Description of the task ▸ With nothing added and nothing dropped, write out all of the entries below.

[Dataset items]

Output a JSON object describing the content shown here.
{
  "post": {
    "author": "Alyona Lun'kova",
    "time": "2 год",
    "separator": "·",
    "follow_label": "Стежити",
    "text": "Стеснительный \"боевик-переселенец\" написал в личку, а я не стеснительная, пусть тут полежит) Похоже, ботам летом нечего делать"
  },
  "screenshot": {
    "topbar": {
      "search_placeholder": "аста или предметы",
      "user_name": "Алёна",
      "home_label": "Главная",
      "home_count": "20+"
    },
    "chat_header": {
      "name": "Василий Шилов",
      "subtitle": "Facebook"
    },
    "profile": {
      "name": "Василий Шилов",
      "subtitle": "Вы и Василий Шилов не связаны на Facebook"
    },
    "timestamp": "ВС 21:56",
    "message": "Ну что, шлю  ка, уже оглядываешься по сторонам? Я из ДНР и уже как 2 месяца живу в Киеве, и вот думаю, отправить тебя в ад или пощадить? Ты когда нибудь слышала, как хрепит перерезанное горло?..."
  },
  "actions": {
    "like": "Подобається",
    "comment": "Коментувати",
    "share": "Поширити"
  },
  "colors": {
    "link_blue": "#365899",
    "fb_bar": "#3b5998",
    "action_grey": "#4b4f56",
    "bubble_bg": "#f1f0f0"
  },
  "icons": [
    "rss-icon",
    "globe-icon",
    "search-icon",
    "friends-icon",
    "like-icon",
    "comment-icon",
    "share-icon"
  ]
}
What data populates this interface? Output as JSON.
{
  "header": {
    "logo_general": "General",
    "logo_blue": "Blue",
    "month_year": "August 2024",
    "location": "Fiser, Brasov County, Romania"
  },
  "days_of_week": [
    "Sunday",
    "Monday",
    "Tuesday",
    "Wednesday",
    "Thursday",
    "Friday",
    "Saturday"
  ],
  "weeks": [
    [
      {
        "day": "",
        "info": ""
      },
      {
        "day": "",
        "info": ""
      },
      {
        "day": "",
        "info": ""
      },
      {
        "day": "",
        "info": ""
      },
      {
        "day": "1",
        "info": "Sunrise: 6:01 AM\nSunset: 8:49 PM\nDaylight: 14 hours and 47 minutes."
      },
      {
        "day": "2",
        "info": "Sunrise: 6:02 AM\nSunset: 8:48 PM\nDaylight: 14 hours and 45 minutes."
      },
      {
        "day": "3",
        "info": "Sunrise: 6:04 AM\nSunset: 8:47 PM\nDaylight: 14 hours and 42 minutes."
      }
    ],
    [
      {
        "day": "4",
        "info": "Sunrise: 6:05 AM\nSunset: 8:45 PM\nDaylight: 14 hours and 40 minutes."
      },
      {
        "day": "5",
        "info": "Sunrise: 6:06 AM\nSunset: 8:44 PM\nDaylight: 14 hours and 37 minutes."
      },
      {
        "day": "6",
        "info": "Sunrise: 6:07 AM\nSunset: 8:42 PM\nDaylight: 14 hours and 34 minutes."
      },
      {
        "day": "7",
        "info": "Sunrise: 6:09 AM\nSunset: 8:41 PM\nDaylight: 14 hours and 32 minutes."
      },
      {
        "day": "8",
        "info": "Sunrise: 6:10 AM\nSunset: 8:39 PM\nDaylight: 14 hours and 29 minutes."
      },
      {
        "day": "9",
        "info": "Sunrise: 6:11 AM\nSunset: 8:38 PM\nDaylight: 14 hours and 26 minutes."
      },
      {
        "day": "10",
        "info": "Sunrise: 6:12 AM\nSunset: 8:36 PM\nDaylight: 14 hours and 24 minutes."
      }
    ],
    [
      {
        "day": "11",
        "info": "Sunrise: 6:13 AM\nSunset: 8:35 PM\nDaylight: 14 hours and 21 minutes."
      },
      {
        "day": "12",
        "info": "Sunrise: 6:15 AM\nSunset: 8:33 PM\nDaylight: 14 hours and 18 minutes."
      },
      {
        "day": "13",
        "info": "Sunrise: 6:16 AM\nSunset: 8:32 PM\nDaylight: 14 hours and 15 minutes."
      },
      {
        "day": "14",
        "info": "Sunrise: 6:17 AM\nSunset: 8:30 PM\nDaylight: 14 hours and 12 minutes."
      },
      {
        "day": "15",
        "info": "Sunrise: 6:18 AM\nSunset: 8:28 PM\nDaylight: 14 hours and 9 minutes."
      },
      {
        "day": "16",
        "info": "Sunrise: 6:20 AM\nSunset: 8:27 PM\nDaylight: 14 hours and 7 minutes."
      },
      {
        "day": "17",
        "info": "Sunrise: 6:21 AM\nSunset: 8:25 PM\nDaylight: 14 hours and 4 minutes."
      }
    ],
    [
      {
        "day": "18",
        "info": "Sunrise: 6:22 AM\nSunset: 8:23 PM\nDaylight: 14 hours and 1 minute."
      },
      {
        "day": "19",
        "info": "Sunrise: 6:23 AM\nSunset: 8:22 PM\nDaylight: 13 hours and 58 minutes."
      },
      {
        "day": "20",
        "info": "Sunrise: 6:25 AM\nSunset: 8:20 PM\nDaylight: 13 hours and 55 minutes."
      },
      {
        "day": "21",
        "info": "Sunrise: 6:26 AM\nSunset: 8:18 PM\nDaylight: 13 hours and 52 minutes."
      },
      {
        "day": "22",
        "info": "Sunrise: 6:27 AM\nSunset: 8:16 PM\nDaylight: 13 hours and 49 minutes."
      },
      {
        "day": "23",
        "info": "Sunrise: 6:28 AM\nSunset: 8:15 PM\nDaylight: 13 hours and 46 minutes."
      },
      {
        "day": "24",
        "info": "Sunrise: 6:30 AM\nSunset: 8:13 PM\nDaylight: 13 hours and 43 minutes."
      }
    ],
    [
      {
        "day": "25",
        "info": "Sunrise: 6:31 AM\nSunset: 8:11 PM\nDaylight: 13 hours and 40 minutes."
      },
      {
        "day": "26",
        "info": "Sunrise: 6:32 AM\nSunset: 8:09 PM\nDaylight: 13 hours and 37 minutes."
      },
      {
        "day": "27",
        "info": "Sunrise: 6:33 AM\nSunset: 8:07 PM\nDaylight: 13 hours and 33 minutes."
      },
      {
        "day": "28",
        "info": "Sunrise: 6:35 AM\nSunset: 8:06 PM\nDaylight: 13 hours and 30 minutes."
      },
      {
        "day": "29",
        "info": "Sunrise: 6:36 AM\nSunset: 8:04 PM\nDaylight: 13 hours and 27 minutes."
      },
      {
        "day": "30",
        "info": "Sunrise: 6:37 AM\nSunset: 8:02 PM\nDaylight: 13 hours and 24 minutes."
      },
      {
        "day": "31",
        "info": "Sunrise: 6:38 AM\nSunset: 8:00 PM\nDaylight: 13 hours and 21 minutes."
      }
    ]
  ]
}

Answer section ▸
Output a JSON object describing the content shown here.
{
  "post": {
    "author": "Alyona Lun'kova",
    "time": "2 год",
    "separator": "·",
    "follow_label": "Стежити",
    "text": "Стеснительный \"боевик-переселенец\" написал в личку, а я не стеснительная, пусть тут полежит) Похоже, ботам летом нечего делать"
  },
  "screenshot": {
    "topbar": {
      "search_placeholder": "аста или предметы",
      "user_name": "Алёна",
      "home_label": "Главная",
      "home_count": "20+"
    },
    "chat_header": {
      "name": "Василий Шилов",
      "subtitle": "Facebook"
    },
    "profile": {
      "name": "Василий Шилов",
      "subtitle": "Вы и Василий Шилов не связаны на Facebook"
    },
    "timestamp": "ВС 21:56",
    "message": "Ну что, шлю  ка, уже оглядываешься по сторонам? Я из ДНР и уже как 2 месяца живу в Киеве, и вот думаю, отправить тебя в ад или пощадить? Ты когда нибудь слышала, как хрепит перерезанное горло?..."
  },
  "actions": {
    "like": "Подобається",
    "comment": "Коментувати",
    "share": "Поширити"
  },
  "colors": {
    "link_blue": "#365899",
    "fb_bar": "#3b5998",
    "action_grey": "#4b4f56",
    "bubble_bg": "#f1f0f0"
  },
  "icons": [
    "rss-icon",
    "globe-icon",
    "search-icon",
    "friends-icon",
    "like-icon",
    "comment-icon",
    "share-icon"
  ]
}
What data populates this interface? Output as JSON.
{
  "header": {
    "logo_general": "General",
    "logo_blue": "Blue",
    "month_year": "August 2024",
    "location": "Fiser, Brasov County, Romania"
  },
  "days_of_week": [
    "Sunday",
    "Monday",
    "Tuesday",
    "Wednesday",
    "Thursday",
    "Friday",
    "Saturday"
  ],
  "weeks": [
    [
      {
        "day": "",
        "info": ""
      },
      {
        "day": "",
        "info": ""
      },
      {
        "day": "",
        "info": ""
      },
      {
        "day": "",
        "info": ""
      },
      {
        "day": "1",
        "info": "Sunrise: 6:01 AM\nSunset: 8:49 PM\nDaylight: 14 hours and 47 minutes."
      },
      {
        "day": "2",
        "info": "Sunrise: 6:02 AM\nSunset: 8:48 PM\nDaylight: 14 hours and 45 minutes."
      },
      {
        "day": "3",
        "info": "Sunrise: 6:04 AM\nSunset: 8:47 PM\nDaylight: 14 hours and 42 minutes."
      }
    ],
    [
      {
        "day": "4",
        "info": "Sunrise: 6:05 AM\nSunset: 8:45 PM\nDaylight: 14 hours and 40 minutes."
      },
      {
        "day": "5",
        "info": "Sunrise: 6:06 AM\nSunset: 8:44 PM\nDaylight: 14 hours and 37 minutes."
      },
      {
        "day": "6",
        "info": "Sunrise: 6:07 AM\nSunset: 8:42 PM\nDaylight: 14 hours and 34 minutes."
      },
      {
        "day": "7",
        "info": "Sunrise: 6:09 AM\nSunset: 8:41 PM\nDaylight: 14 hours and 32 minutes."
      },
      {
        "day": "8",
        "info": "Sunrise: 6:10 AM\nSunset: 8:39 PM\nDaylight: 14 hours and 29 minutes."
      },
      {
        "day": "9",
        "info": "Sunrise: 6:11 AM\nSunset: 8:38 PM\nDaylight: 14 hours and 26 minutes."
      },
      {
        "day": "10",
        "info": "Sunrise: 6:12 AM\nSunset: 8:36 PM\nDaylight: 14 hours and 24 minutes."
      }
    ],
    [
      {
        "day": "11",
        "info": "Sunrise: 6:13 AM\nSunset: 8:35 PM\nDaylight: 14 hours and 21 minutes."
      },
      {
        "day": "12",
        "info": "Sunrise: 6:15 AM\nSunset: 8:33 PM\nDaylight: 14 hours and 18 minutes."
      },
      {
        "day": "13",
        "info": "Sunrise: 6:16 AM\nSunset: 8:32 PM\nDaylight: 14 hours and 15 minutes."
      },
      {
        "day": "14",
        "info": "Sunrise: 6:17 AM\nSunset: 8:30 PM\nDaylight: 14 hours and 12 minutes."
      },
      {
        "day": "15",
        "info": "Sunrise: 6:18 AM\nSunset: 8:28 PM\nDaylight: 14 hours and 9 minutes."
      },
      {
        "day": "16",
        "info": "Sunrise: 6:20 AM\nSunset: 8:27 PM\nDaylight: 14 hours and 7 minutes."
      },
      {
        "day": "17",
        "info": "Sunrise: 6:21 AM\nSunset: 8:25 PM\nDaylight: 14 hours and 4 minutes."
      }
    ],
    [
      {
        "day": "18",
        "info": "Sunrise: 6:22 AM\nSunset: 8:23 PM\nDaylight: 14 hours and 1 minute."
      },
      {
        "day": "19",
        "info": "Sunrise: 6:23 AM\nSunset: 8:22 PM\nDaylight: 13 hours and 58 minutes."
      },
      {
        "day": "20",
        "info": "Sunrise: 6:25 AM\nSunset: 8:20 PM\nDaylight: 13 hours and 55 minutes."
      },
      {
        "day": "21",
        "info": "Sunrise: 6:26 AM\nSunset: 8:18 PM\nDaylight: 13 hours and 52 minutes."
      },
      {
        "day": "22",
        "info": "Sunrise: 6:27 AM\nSunset: 8:16 PM\nDaylight: 13 hours and 49 minutes."
      },
      {
        "day": "23",
        "info": "Sunrise: 6:28 AM\nSunset: 8:15 PM\nDaylight: 13 hours and 46 minutes."
      },
      {
        "day": "24",
        "info": "Sunrise: 6:30 AM\nSunset: 8:13 PM\nDaylight: 13 hours and 43 minutes."
      }
    ],
    [
      {
        "day": "25",
        "info": "Sunrise: 6:31 AM\nSunset: 8:11 PM\nDaylight: 13 hours and 40 minutes."
      },
      {
        "day": "26",
        "info": "Sunrise: 6:32 AM\nSunset: 8:09 PM\nDaylight: 13 hours and 37 minutes."
      },
      {
        "day": "27",
        "info": "Sunrise: 6:33 AM\nSunset: 8:07 PM\nDaylight: 13 hours and 33 minutes."
      },
      {
        "day": "28",
        "info": "Sunrise: 6:35 AM\nSunset: 8:06 PM\nDaylight: 13 hours and 30 minutes."
      },
      {
        "day": "29",
        "info": "Sunrise: 6:36 AM\nSunset: 8:04 PM\nDaylight: 13 hours and 27 minutes."
      },
      {
        "day": "30",
        "info": "Sunrise: 6:37 AM\nSunset: 8:02 PM\nDaylight: 13 hours and 24 minutes."
      },
      {
        "day": "31",
        "info": "Sunrise: 6:38 AM\nSunset: 8:00 PM\nDaylight: 13 hours and 21 minutes."
      }
    ]
  ]
}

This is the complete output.